I watched some (Facebook) video and it looked like you threw well on the move. Is this something you like to do? Do you agree its a strength of yours?
As a junior I did not throw as well as I would like to on the run, so in the offseason leading to my Senior year that is one area of my game that I worked on. Now I feel that it is a strength of mine.
How hard do you think it’ll be to adjust from a small school to an NFL style offense?
I know that the game will be a lot faster coming from a Division 2 school to the NFL, but just like in high school transitioning to college a quarterback must watch a lot of film and know the offense inside and out. Now i know that it will still be a major adjustment for me, but the more sure I am of the offense and what kind of defenses I will be facing the easier the transition will be for me.

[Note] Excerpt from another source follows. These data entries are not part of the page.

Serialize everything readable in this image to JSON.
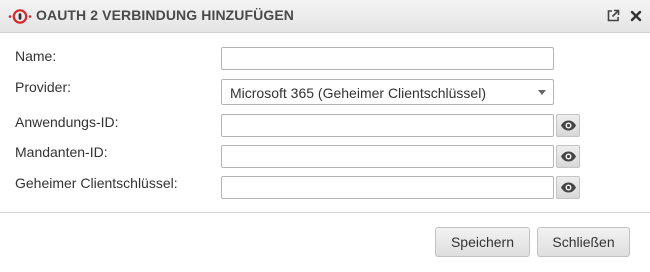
{
  "dialog": {
    "title": "OAUTH 2 VERBINDUNG HINZUFÜGEN",
    "icons": [
      "logo-icon",
      "external-link-icon",
      "close-icon"
    ],
    "accent_color": "#d6262b"
  },
  "form": {
    "name": {
      "label": "Name:",
      "value": ""
    },
    "provider": {
      "label": "Provider:",
      "selected": "Microsoft 365 (Geheimer Clientschlüssel)"
    },
    "application_id": {
      "label": "Anwendungs-ID:",
      "value": ""
    },
    "tenant_id": {
      "label": "Mandanten-ID:",
      "value": ""
    },
    "client_secret": {
      "label": "Geheimer Clientschlüssel:",
      "value": ""
    }
  },
  "buttons": {
    "save": "Speichern",
    "close": "Schließen"
  }
}
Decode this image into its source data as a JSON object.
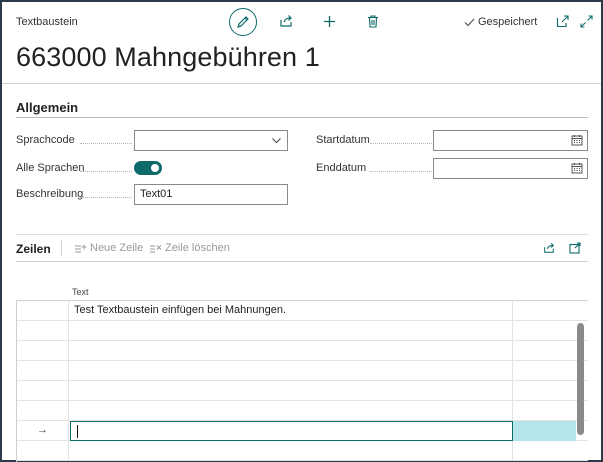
{
  "header": {
    "caption": "Textbaustein",
    "saved_status": "Gespeichert",
    "title": "663000 Mahngebühren 1"
  },
  "general": {
    "section_title": "Allgemein",
    "language_code": {
      "label": "Sprachcode",
      "value": ""
    },
    "all_languages": {
      "label": "Alle Sprachen",
      "enabled": true
    },
    "description": {
      "label": "Beschreibung",
      "value": "Text01"
    },
    "start_date": {
      "label": "Startdatum",
      "value": ""
    },
    "end_date": {
      "label": "Enddatum",
      "value": ""
    }
  },
  "lines": {
    "title": "Zeilen",
    "new_line_label": "Neue Zeile",
    "delete_line_label": "Zeile löschen",
    "column_text": "Text",
    "rows": [
      {
        "text": "Test Textbaustein einfügen bei Mahnungen."
      },
      {
        "text": ""
      },
      {
        "text": ""
      },
      {
        "text": ""
      },
      {
        "text": ""
      },
      {
        "text": ""
      }
    ],
    "active_row_marker": "→"
  },
  "colors": {
    "accent": "#0f6a6a",
    "active_cell": "#b3e5ea"
  }
}
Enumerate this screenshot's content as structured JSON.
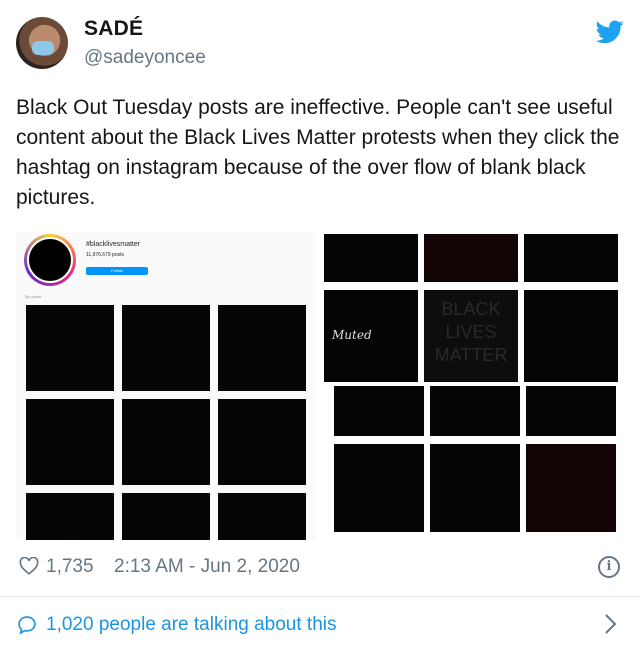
{
  "author": {
    "display_name": "SADÉ",
    "handle": "@sadeyoncee"
  },
  "tweet": {
    "text": "Black Out Tuesday posts are ineffective. People can't see useful content about the Black Lives Matter protests when they click the hashtag on instagram because of the over flow of blank black pictures."
  },
  "media": {
    "left": {
      "hashtag": "#blacklivesmatter",
      "post_count": "11,976,679 posts",
      "follow_label": "Follow",
      "section_label": "Top posts"
    },
    "right": {
      "overlay_text": "BLACK LIVES MATTER",
      "script_text": "Muted"
    }
  },
  "meta": {
    "likes": "1,735",
    "timestamp": "2:13 AM - Jun 2, 2020"
  },
  "footer": {
    "talking": "1,020 people are talking about this"
  },
  "colors": {
    "link": "#1b95e0",
    "secondary": "#657786",
    "twitter_blue": "#1da1f2"
  },
  "icons": [
    "twitter-bird-icon",
    "heart-icon",
    "info-icon",
    "comment-bubble-icon",
    "chevron-right-icon"
  ]
}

Sometimes its the little things that can help a small school prospect stick, have you ever done any kick holding?
I have never done any in games, but I did some in practice when i was younger, but as I grew as a quarterback my coaches never wanted to put me back there.
Have you followed the success of the New England Patriots in the last decade or so? Any thoughts on them?
I have definitely followed their success and for any NFL fan it is hard to miss. I feel they are one of the best run franchises in the league with a good front office and coaching staff. It doesn’t hurt to have one of the greatest QBs of all time either.
There is an NFL kicker named Billy Cundiff, any relation?
(Laughs.) I get this question a lot, but as far as I know I do not think he is related to me. Cundiff is not a common name though so their might be a chance that we are.
Thanks Bill for talking to us. Good luck in your Pro Day and career.
I appreciate you doing this and look forward to reading the interview.